This report provides the first systematic look at the health effects of exposures to emissions from a new-technology heavy-duty diesel engine. Included in this report are results obtained in rats and mice exposed for 1 and 3 months (and some results in rats at 12 months) to exhaust from a 2007-compliant diesel engine with aftertreatment to reduce particulate matter concentrations. Part 1 describes the core inhalation study by Drs. Jake McDonald and Joe Mauderly of the Lovelace Respiratory Research Institute, with results on general organ toxicity, lung histopathology, pulmonary function, and markers of inflammation and oxidative stress in blood and lung lavage fluid. Parts 2 and 3 describe studies by Drs. Jeffrey Bemis of Litron Laboratories and Lance Hallberg of the University of Texas Medical Branch, respectively, assessing genotoxic endpoints in the exposed rodents. Part 4 describes a study of vascular markers by Daniel Conklin of the University of Louisville. The Preface to this report contains background information about the planning and designing of the study, including decisions regarding the diesel exhaust dilutions and the choice of rodent strains.

Communication 17
Joe L Mauderly
Jacob D McDonald
February 2012
Communication 17 describes Phase 3A of the Advanced Collaborative Emissions Study (ACES) to test emissions and health effects of emissions from 2007- and 2010-compliant diesel engines. The Communication contains results from the characterization of exposure atmospheres by Drs. Joe Mauderly and Jake McDonald at the Lovelace Respiratory Research Institute in advance of the start of animal toxicity testing in ACES Phase 3B. It provides important background information on the emissions from one selected 2007-compliant engine and their concentrations in the animal exposure chambers.
Communication 16
Health Effects Institute
February 2011

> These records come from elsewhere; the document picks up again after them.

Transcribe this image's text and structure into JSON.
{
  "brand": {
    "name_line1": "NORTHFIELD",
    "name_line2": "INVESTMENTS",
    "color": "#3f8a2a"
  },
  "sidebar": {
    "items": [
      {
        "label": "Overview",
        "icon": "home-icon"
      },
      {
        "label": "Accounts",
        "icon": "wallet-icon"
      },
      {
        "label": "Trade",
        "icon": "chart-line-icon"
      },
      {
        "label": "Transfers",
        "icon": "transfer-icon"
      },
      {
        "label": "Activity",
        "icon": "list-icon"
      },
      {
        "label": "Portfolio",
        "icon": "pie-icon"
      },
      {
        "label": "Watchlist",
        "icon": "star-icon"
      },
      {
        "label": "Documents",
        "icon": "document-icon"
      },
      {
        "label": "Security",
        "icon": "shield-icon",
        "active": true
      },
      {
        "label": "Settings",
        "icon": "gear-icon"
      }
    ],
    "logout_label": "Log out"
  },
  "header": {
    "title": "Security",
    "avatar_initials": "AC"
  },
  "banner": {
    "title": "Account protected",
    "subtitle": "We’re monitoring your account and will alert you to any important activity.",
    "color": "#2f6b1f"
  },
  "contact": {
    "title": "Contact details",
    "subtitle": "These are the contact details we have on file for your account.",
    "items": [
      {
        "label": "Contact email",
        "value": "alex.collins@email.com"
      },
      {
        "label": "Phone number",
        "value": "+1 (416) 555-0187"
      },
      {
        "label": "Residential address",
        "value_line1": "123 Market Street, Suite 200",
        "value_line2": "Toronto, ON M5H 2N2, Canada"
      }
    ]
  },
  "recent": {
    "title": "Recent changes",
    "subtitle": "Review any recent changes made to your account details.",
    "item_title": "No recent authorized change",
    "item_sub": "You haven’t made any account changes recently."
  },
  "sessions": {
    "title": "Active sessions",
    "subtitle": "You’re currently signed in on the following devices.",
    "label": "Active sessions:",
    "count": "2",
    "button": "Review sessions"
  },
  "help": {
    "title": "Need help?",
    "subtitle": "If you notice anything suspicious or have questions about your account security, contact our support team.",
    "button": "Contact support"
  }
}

This report reviews new vehicle fuels and technologies that are likely to be commercially available within the next 10 years in the United States and other industrialized countries at a level that could result in significant population exposure. It highlights expected changes in emissions and other effects from the use of each technology and fuel, along with any life-cycle and regulatory issues.

Research Report 153
James J Schauer
Brian J Majestic
Rebecca J Sheesley
Martin M Shafer
Jeffrey T DeMinter
Mark Mieritz
December 2010

This report investigates methods with the high sensitivity and low limits of detection needed to analyze a wide range of chemical species in particulate matter collected with personal samplers. Dr. Schauer and colleagues developed sensitive methods to detect trace metals, nonpolar organic compounds, and polar organic compounds in personal samples collected in exposure studies. Methods used in this study are of interest to researchers seeking to gain greater insight into the relationships between the components of inhalable particulates and their health effects.

Research Report 154
Haidong Kan
et al.
Zhengmin Qian
et al.
Nuntavarn Vichit-Vadakan
et al.
Chit-Ming Wong
et al.
November 2010

This report describes the first set of coordinated time-series studies ever undertaken in Asian cities: four time-series studies of the health effects of air pollution in Bangkok, Hong Kong, Shanghai, and Wuhan. These studies were intended to help bridge the gaps between studies conducted in different locations around the globe.